You would be hard-pressed to find someone whose summer is looking anything remotely like how they had anticipated. And I’m certainly no exception. I hoped to end my last summer in college with a bang and maybe get my foot in the door for the workforce. But that didn’t quite pan out.
Last summer, I was confident that that would be the longest I would be in my hometown. I would have never thought that I wouldn’t graduate in the spring of 2020 or take a semester off from school. And I most certainly did not anticipate a pandemic to take the world by storm.
But that’s what is.
It’s the dreaded million-dollar question that I wish I had a clearer answer to. Like many other people right now, I’m frantically trying to improvise a plan for the foreseeable future. I want to remain optimistic and hope that something will eventually pan out. But as we have heard over and over again this year, these are uncertain times. Hardly anything is guaranteed. There’s not much I can confidently say will happen over the next few months. Frankly, I think it’s safe to assume most others are in precarious positions, too.
For the summer being, the plan is to continue doing research in economics alongside my father. I spent the summer of 2019 studying trade deficits the U.S. had with top trading partners in the 21st century. I also joined him in studying how income inequality has changed in the U.S. over the past several decades.
My heart is still in writing; no pandemic can take that away. Already, I’ve done feature pieces on two black queer singers for The Tartan in honor of Pride Month. I’m also drawing more webtoons and maintaining my personal site: two things that I’ve been wanting to do but didn’t during the semester. For now, I’m hoping to establish a more consistent uploading schedule that I can maintain later on.
One of my favorite sayings is “it may pass like a kidney stone, but it will pass.” And, frankly, it’s basically the outlook that I’m trying to maintain. I want to acknowledge that situation is less than ideal. It’s tempting to just grin and bear it, but this blind optimism will inevitably burst.
As I mentioned in an earlier blog post, our current circumstances are imposing constraints on us. The best possible outcomes may currently be out of reach. However, this shouldn’t stop us from trying to work with the cards we are dealt with. For me, this means accepting the circumstances that are leading to this decision and deciding how I want to use this time.

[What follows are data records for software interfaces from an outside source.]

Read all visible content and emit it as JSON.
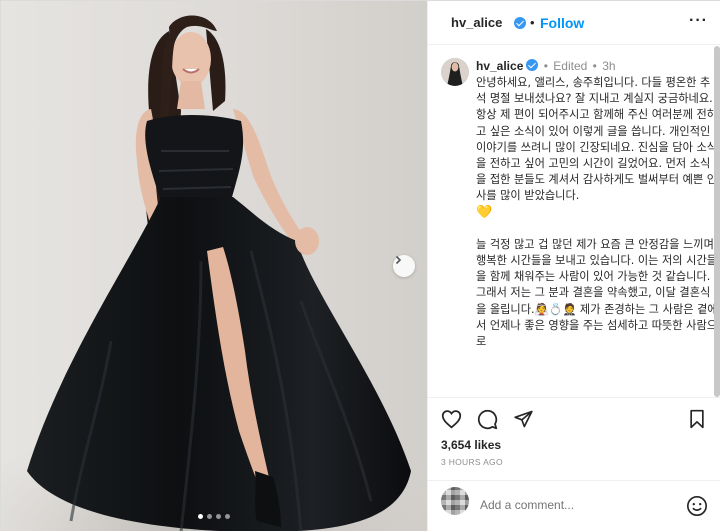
{
  "post": {
    "username": "hv_alice",
    "follow_label": "Follow",
    "header_separator": "•",
    "more_label": "···"
  },
  "caption": {
    "username": "hv_alice",
    "edited_label": "Edited",
    "dot": "•",
    "time": "3h",
    "paragraph1": "안녕하세요, 앨리스, 송주희입니다. 다들 평온한 추석 명절 보내셨나요? 잘 지내고 계실지 궁금하네요. 항상 제 편이 되어주시고 함께해 주신 여러분께 전하고 싶은 소식이 있어 이렇게 글을 씁니다. 개인적인 이야기를 쓰려니 많이 긴장되네요. 진심을 담아 소식을 전하고 싶어 고민의 시간이 길었어요. 먼저 소식을 접한 분들도 계셔서 감사하게도 벌써부터 예쁜 인사를 많이 받았습니다.",
    "heart_emoji": "💛",
    "paragraph2": "늘 걱정 많고 겁 많던 제가 요즘 큰 안정감을 느끼며 행복한 시간들을 보내고 있습니다. 이는 저의 시간들을 함께 채워주는 사람이 있어 가능한 것 같습니다. 그래서 저는 그 분과 결혼을 약속했고, 이달 결혼식을 올립니다.",
    "inline_emojis": "👰💍🤵",
    "paragraph3": " 제가 존경하는 그 사람은 곁에서 언제나 좋은 영향을 주는 섬세하고 따뜻한 사람으로"
  },
  "stats": {
    "likes": "3,654 likes",
    "time_ago": "3 HOURS AGO"
  },
  "comment": {
    "placeholder": "Add a comment..."
  },
  "carousel": {
    "total": 4,
    "active": 1
  },
  "colors": {
    "accent": "#0095f6",
    "verified": "#3897f0",
    "dress": "#111315",
    "background": "#dcd9d6"
  },
  "icons": {
    "verified": "verified-badge-icon",
    "more": "more-options-icon",
    "next": "chevron-right-icon",
    "like": "heart-icon",
    "comment": "comment-bubble-icon",
    "share": "paper-plane-icon",
    "save": "bookmark-icon",
    "emoji": "emoji-smile-icon"
  }
}
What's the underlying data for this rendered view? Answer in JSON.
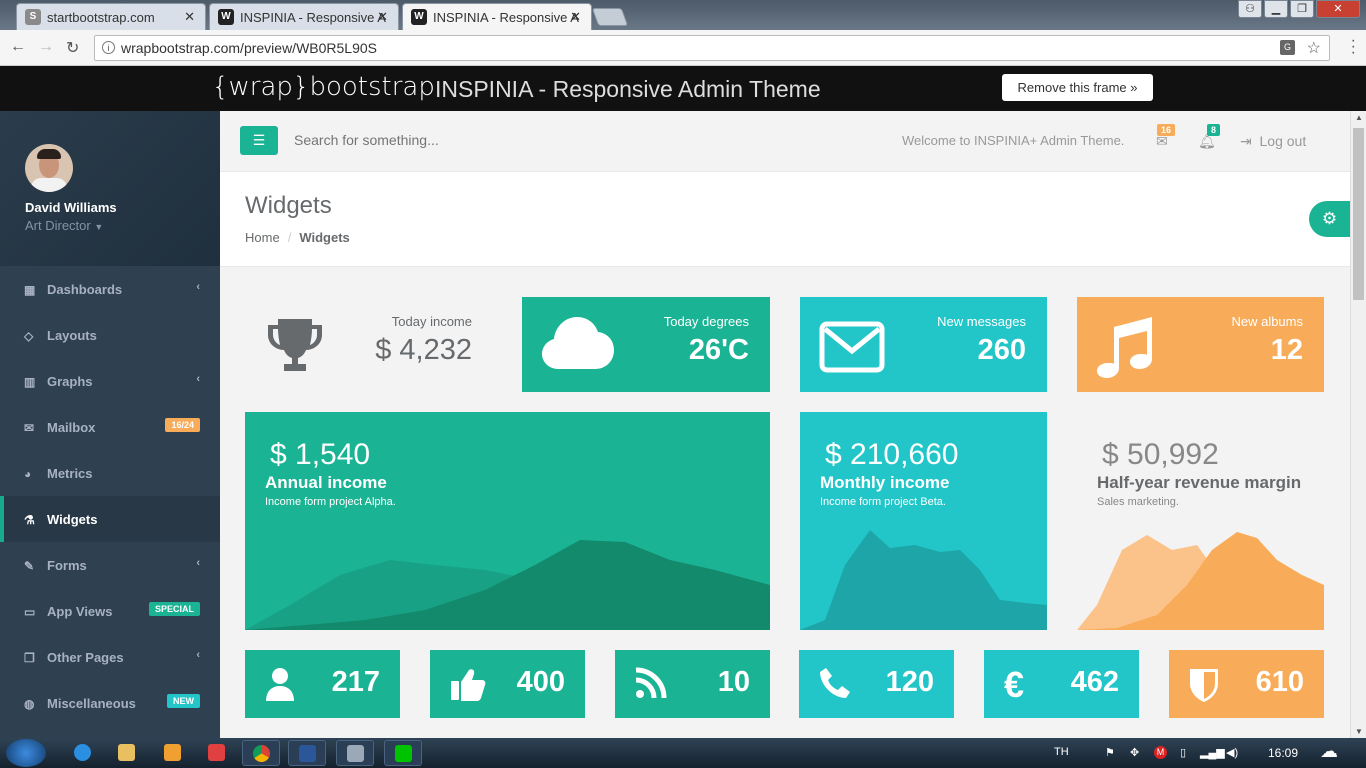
{
  "browser": {
    "tabs": [
      {
        "title": "startbootstrap.com",
        "favicon": "S",
        "active": false
      },
      {
        "title": "INSPINIA - Responsive A",
        "favicon": "W",
        "active": false
      },
      {
        "title": "INSPINIA - Responsive A",
        "favicon": "W",
        "active": true
      }
    ],
    "url": "wrapbootstrap.com/preview/WB0R5L90S"
  },
  "frame": {
    "logo": "{wrap}bootstrap",
    "title": "INSPINIA - Responsive Admin Theme",
    "remove_button": "Remove this frame »"
  },
  "profile": {
    "name": "David Williams",
    "role": "Art Director"
  },
  "sidebar": {
    "items": [
      {
        "label": "Dashboards",
        "icon": "th-large-icon",
        "glyph": "▦",
        "arrow": true
      },
      {
        "label": "Layouts",
        "icon": "diamond-icon",
        "glyph": "◇",
        "arrow": false
      },
      {
        "label": "Graphs",
        "icon": "bar-chart-icon",
        "glyph": "▥",
        "arrow": true
      },
      {
        "label": "Mailbox",
        "icon": "envelope-icon",
        "glyph": "✉",
        "badge": "16/24",
        "badge_color": "#f8ac59"
      },
      {
        "label": "Metrics",
        "icon": "pie-chart-icon",
        "glyph": "◕",
        "arrow": false
      },
      {
        "label": "Widgets",
        "icon": "flask-icon",
        "glyph": "⚗",
        "active": true
      },
      {
        "label": "Forms",
        "icon": "edit-icon",
        "glyph": "✎",
        "arrow": true
      },
      {
        "label": "App Views",
        "icon": "desktop-icon",
        "glyph": "▭",
        "badge": "SPECIAL",
        "badge_color": "#1ab394"
      },
      {
        "label": "Other Pages",
        "icon": "files-icon",
        "glyph": "❐",
        "arrow": true
      },
      {
        "label": "Miscellaneous",
        "icon": "globe-icon",
        "glyph": "◍",
        "badge": "NEW",
        "badge_color": "#23c6c8"
      }
    ]
  },
  "topbar": {
    "search_placeholder": "Search for something...",
    "welcome": "Welcome to INSPINIA+ Admin Theme.",
    "messages_count": "16",
    "alerts_count": "8",
    "logout": "Log out"
  },
  "page": {
    "title": "Widgets",
    "breadcrumb": [
      "Home",
      "Widgets"
    ]
  },
  "stats": [
    {
      "label": "Today income",
      "value": "$ 4,232",
      "icon": "trophy-icon",
      "color": "#f3f3f4"
    },
    {
      "label": "Today degrees",
      "value": "26'C",
      "icon": "cloud-icon",
      "color": "#1ab394"
    },
    {
      "label": "New messages",
      "value": "260",
      "icon": "envelope-icon",
      "color": "#23c6c8"
    },
    {
      "label": "New albums",
      "value": "12",
      "icon": "music-icon",
      "color": "#f8ac59"
    }
  ],
  "income": [
    {
      "value": "$ 1,540",
      "title": "Annual income",
      "subtitle": "Income form project Alpha.",
      "color": "#1ab394"
    },
    {
      "value": "$ 210,660",
      "title": "Monthly income",
      "subtitle": "Income form project Beta.",
      "color": "#23c6c8"
    },
    {
      "value": "$ 50,992",
      "title": "Half-year revenue margin",
      "subtitle": "Sales marketing.",
      "color": "#f3f3f4"
    }
  ],
  "small_stats": [
    {
      "value": "217",
      "icon": "user-icon",
      "color": "#1ab394"
    },
    {
      "value": "400",
      "icon": "thumbs-up-icon",
      "color": "#1ab394"
    },
    {
      "value": "10",
      "icon": "rss-icon",
      "color": "#1ab394"
    },
    {
      "value": "120",
      "icon": "phone-icon",
      "color": "#23c6c8"
    },
    {
      "value": "462",
      "icon": "euro-icon",
      "color": "#23c6c8"
    },
    {
      "value": "610",
      "icon": "shield-icon",
      "color": "#f8ac59"
    }
  ],
  "taskbar": {
    "lang": "TH",
    "time": "16:09"
  }
}
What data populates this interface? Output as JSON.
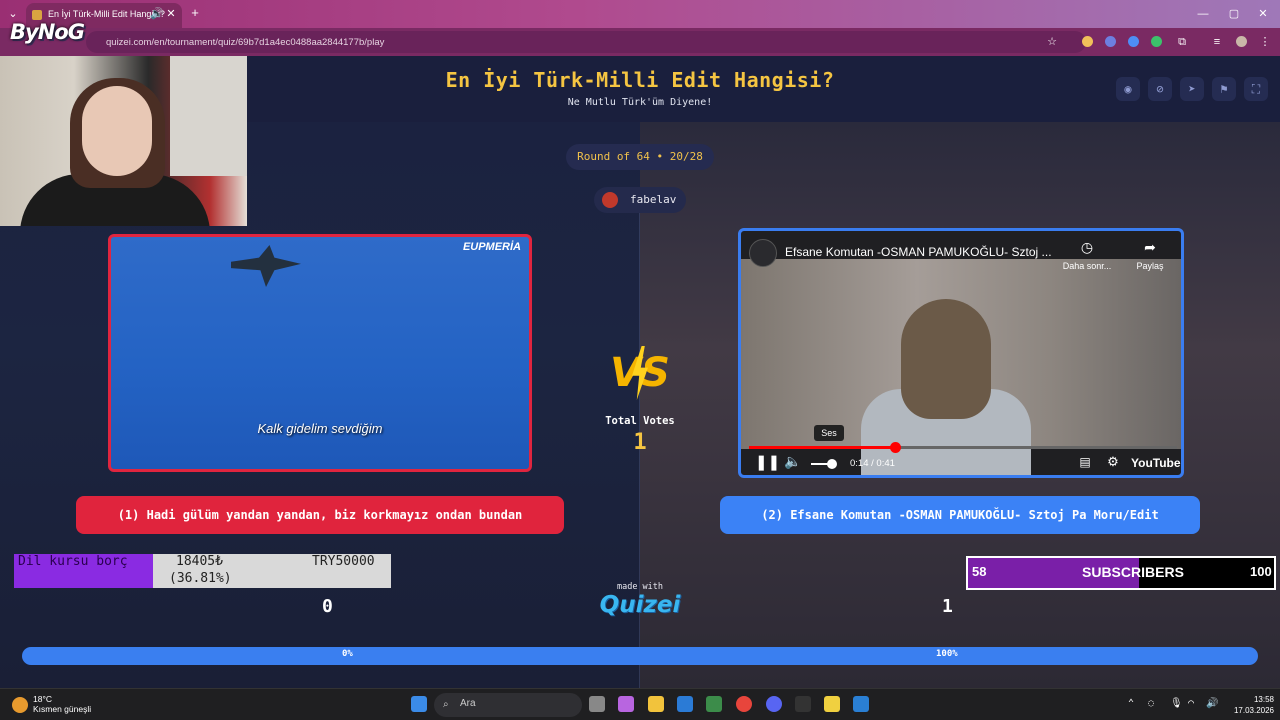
{
  "browser": {
    "tab_title": "En İyi Türk-Milli Edit Hangisi?",
    "url": "quizei.com/en/tournament/quiz/69b7d1a4ec0488aa2844177b/play",
    "new_tab": "+",
    "close_tab": "✕",
    "minimize": "—",
    "maximize": "▢",
    "close": "✕"
  },
  "stream_logo": "ByNoG",
  "page": {
    "title": "En İyi Türk-Milli Edit Hangisi?",
    "subtitle": "Ne Mutlu Türk'üm Diyene!",
    "round": "Round of 64 • 20/28",
    "author": "fabelav",
    "total_votes_label": "Total Votes",
    "total_votes": "1",
    "vs": "VS",
    "made_with": "made with",
    "brand": "Quizei"
  },
  "left": {
    "watermark": "EUPMERİA",
    "subtitle": "Kalk gidelim sevdiğim",
    "option": "(1) Hadi gülüm yandan yandan, biz korkmayız ondan bundan",
    "count": "0",
    "percent_label": "0%"
  },
  "right": {
    "yt_title": "Efsane Komutan -OSMAN PAMUKOĞLU- Sztoj ...",
    "yt_later": "Daha sonr...",
    "yt_share": "Paylaş",
    "yt_tooltip": "Ses",
    "yt_time": "0:14 / 0:41",
    "yt_brand": "YouTube",
    "yt_progress": 0.34,
    "option": "(2) Efsane Komutan -OSMAN PAMUKOĞLU- Sztoj Pa Moru/Edit",
    "count": "1",
    "percent_label": "100%"
  },
  "donation": {
    "label": "Dil kursu borç",
    "amount": "18405₺",
    "percent": "(36.81%)",
    "goal": "TRY50000",
    "progress": 0.3681
  },
  "subs": {
    "min": "58",
    "label": "SUBSCRIBERS",
    "max": "100",
    "progress": 0.56
  },
  "taskbar": {
    "temp": "18°C",
    "weather": "Kısmen güneşli",
    "search_placeholder": "Ara",
    "time": "13:58",
    "date": "17.03.2026"
  },
  "colors": {
    "accent_yellow": "#f5c542",
    "option_left": "#e0243d",
    "option_right": "#3b82f6",
    "youtube_red": "#ff0000"
  }
}
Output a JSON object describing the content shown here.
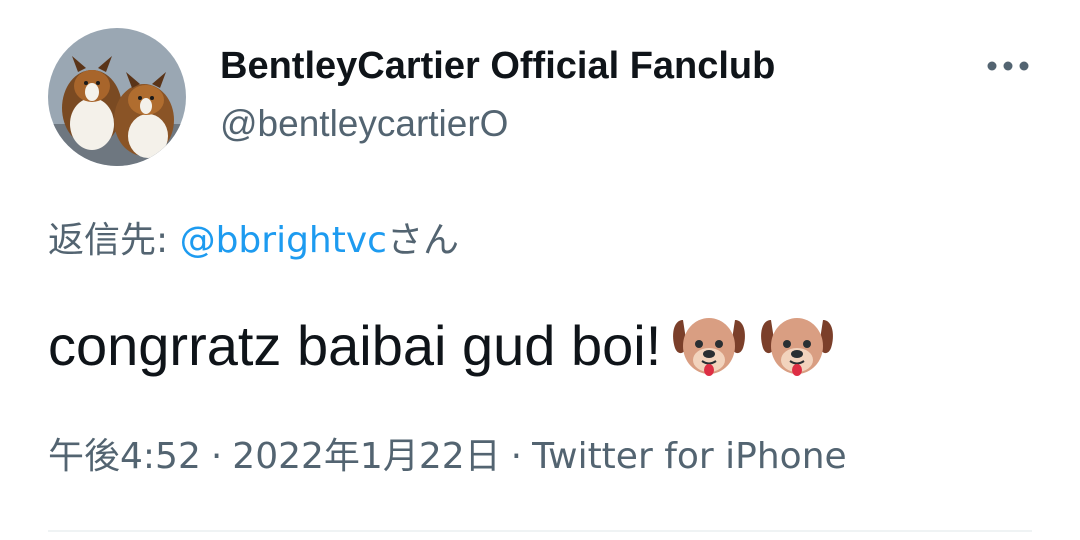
{
  "tweet": {
    "display_name": "BentleyCartier Official Fanclub",
    "handle": "@bentleycartierO",
    "reply_prefix": "返信先: ",
    "reply_to": "@bbrightvc",
    "reply_suffix": "さん",
    "text": "congrratz baibai gud boi!",
    "emojis": [
      "dog-face",
      "dog-face"
    ],
    "time": "午後4:52",
    "date": "2022年1月22日",
    "separator": "·",
    "source": "Twitter for iPhone"
  },
  "icons": {
    "more": "more-horizontal-icon"
  },
  "colors": {
    "text": "#0f1419",
    "secondary": "#536471",
    "link": "#1d9bf0",
    "divider": "#eff3f4"
  }
}
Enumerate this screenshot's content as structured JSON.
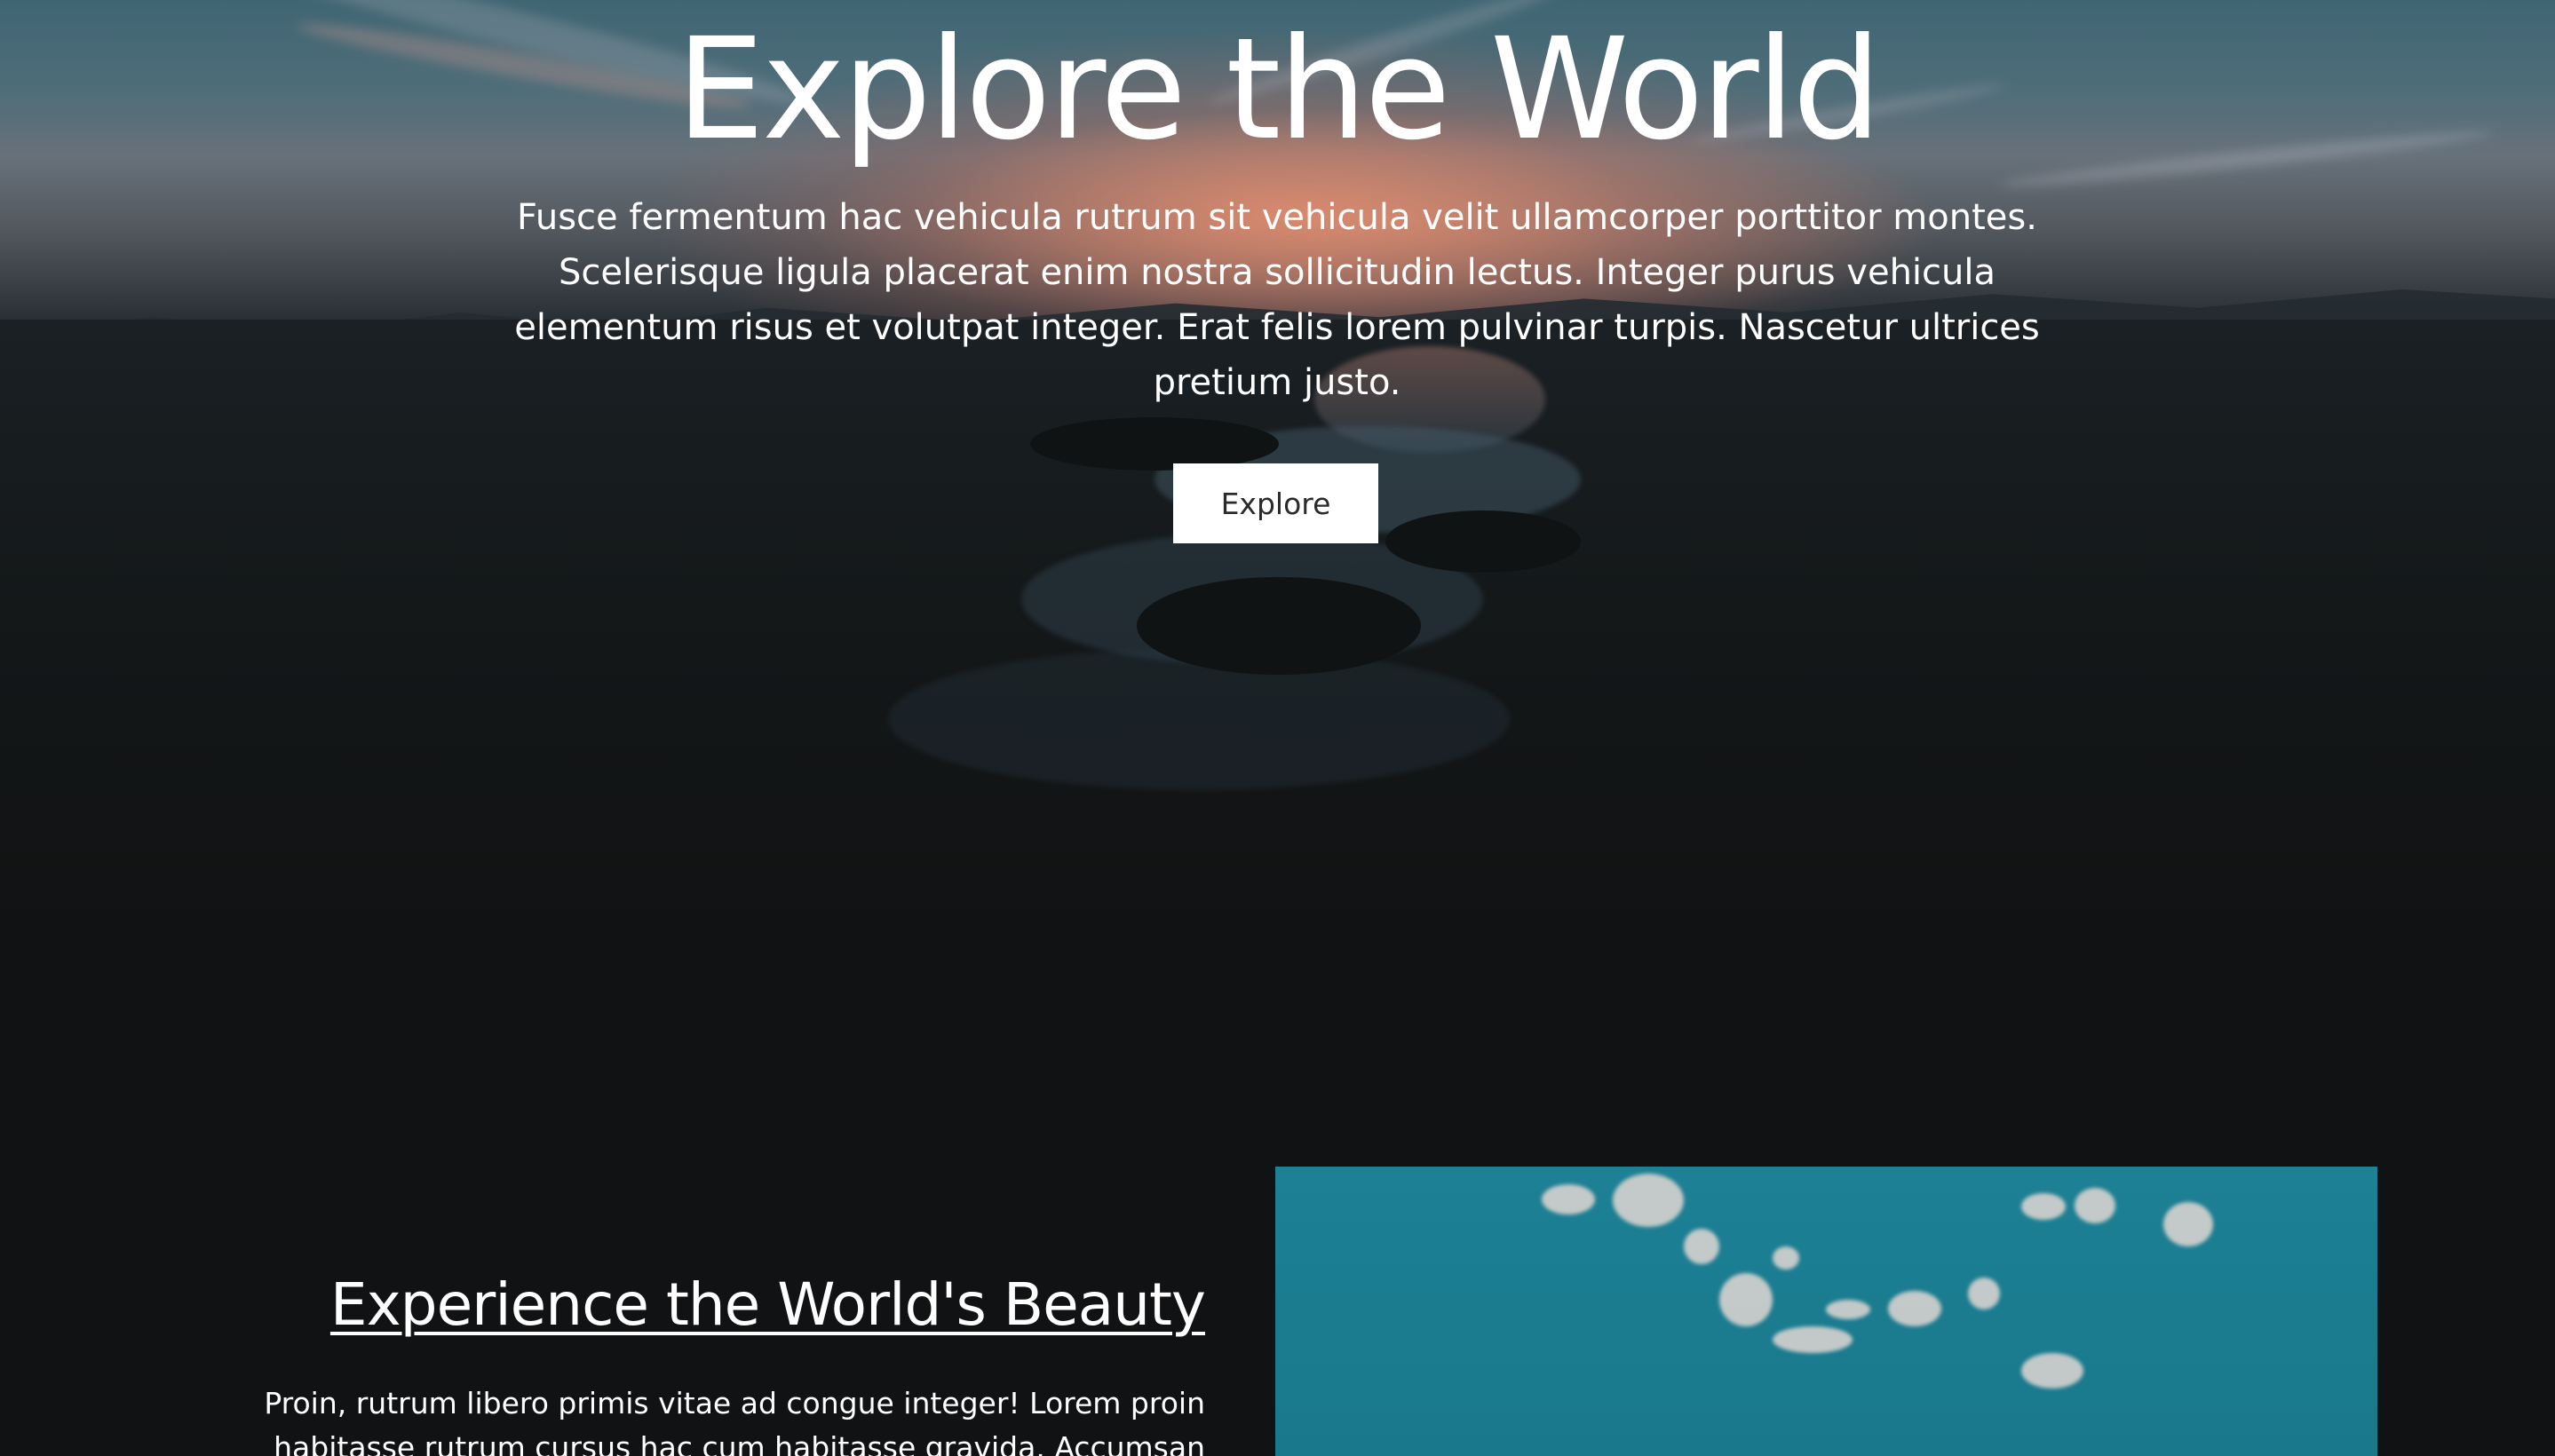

I’m aware of the incredible amount of privilege that is allowing me to write this post. Even more than I am heartbroken that I won’t be back to CMU, I am grateful that I can be put in this sort of situation. I am thankful that my environment is stable and I can put all my focus on my passions and mental health. Hopefully, the next time I come back to campus, I’ll be more ready to finish my undergraduate education strong.